The organization provides safe, affordable transitional housing in a confidential location for a maximum of two years, Reed explains. “Housing is crucial for families who’ve experienced abuse and need time, space and support while they’re trying to rebuild secure lives,” she says. “Emergency domestic violence shelters provide only 30 to 90 days of safety for women and kids. That’s vital for anyone fleeing abuse, but it’s usually not nearly enough time for them to get back on their feet with permanent housing, medical and legal services, and access to other resources.”
Unfortunately, the demand for services is higher than ever. “Domestic violence is on the upswing because so many people have lost their jobs, adding even more tension to already abusive relationships,” Reed says. Lydia’s House helps by offering more than just shelter. “We allow women to create and implement long-term goals, including education, training, employment and permanent housing.” Services include personal advocacy and access to support groups, economic literacy training, and community and family activities. “In addition, we facilitate access to information and referrals to community resources,” Reed says. “We also do whatever we can to create awareness about domestic violence through a speakers’ bureau and an outreach educational ministry.”
Lydia’s House began 15 years ago, initiated by three women—Mary Albert, Martha Brunell and Doris Waggoner—who felt called to help abused women and their children. “It started with only one full-time staff member and a single, two-family flat,” Reed says. “By 1999, a capital campaign had allowed us to buy a multi-family apartment complex.” Peer support groups and children’s activities such as scouting, camping and after-school programs were added to the mix.
Today, Lydia’s House can serve up to 35 families at any one time.
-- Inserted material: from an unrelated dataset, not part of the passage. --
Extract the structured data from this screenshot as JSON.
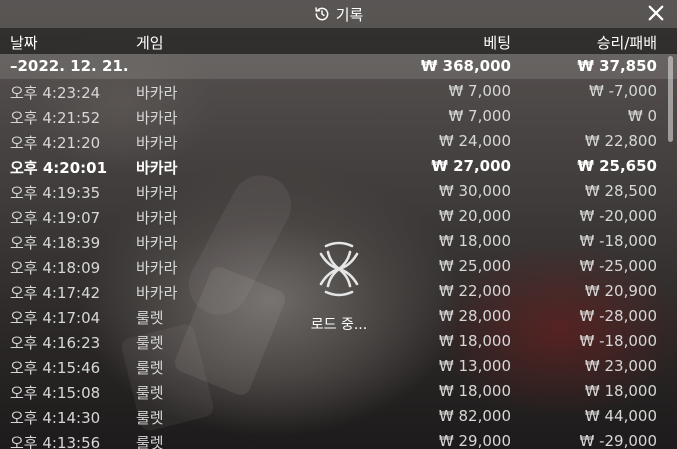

Its newest facility has a protected outdoor playground, recreational facilities, a computer-learning center and space for a wide range of classes, including GED prep, life skills, parenting, and arts and crafts. “We couldn’t do any of it without our generous donors, volunteers and community partners,” Reed adds.
On Saturday, March 6, Lydia’s House will host its annual March of Hope Gala at the Westin St. Louis. “This year’s theme is ‘the Magic of Gaslight Square,’ a celebration of the heyday of bohemian St. Louis nightlife,” Reed says. The event will include cocktails, dinner and auctions, and sponsorships are still available. A pre-gala kick-off takes place Feb. 20 in the St. Louis Room at Saks Fifth Avenue.
“The most gratifying aspect of helping these women is that so many of them are now able to give back,” Reed says. “We got a check and a note just the other day from a woman who told us, ‘Now it’s my turn to help support you guys.’ That’s why everyone involved with Lydia’s House keeps doing it. It really works.”
Lydia’a House, which provides transitional housing and support services to abused women and their children, celebrates its 15th anniversary with the annual March of Hope Fundraising Gala. The event, ‘The Magic of Gaslight Square,’ takes place Saturday, March 6, at the Westin St. Louis. Tickets are $100 per seat; $1,000 per table of 10. Corporate and individual sponsorships are still available. A pre-gala event will be held from 10 a.m. to noon Saturday, Feb. 20, in the St. Louis Room at Saks Fifth Avenue. On the cover, from left: honorary gala chair Debra Bass, gala chair Nora Amato, auction chair Julie Schanz, and volunteer Jamie Vollmer. For more information, call 771-4411, ext. 101, or visit www.lydiashouse.org.
Cover design by Dawn Stremlau | Photo by Jason Mueller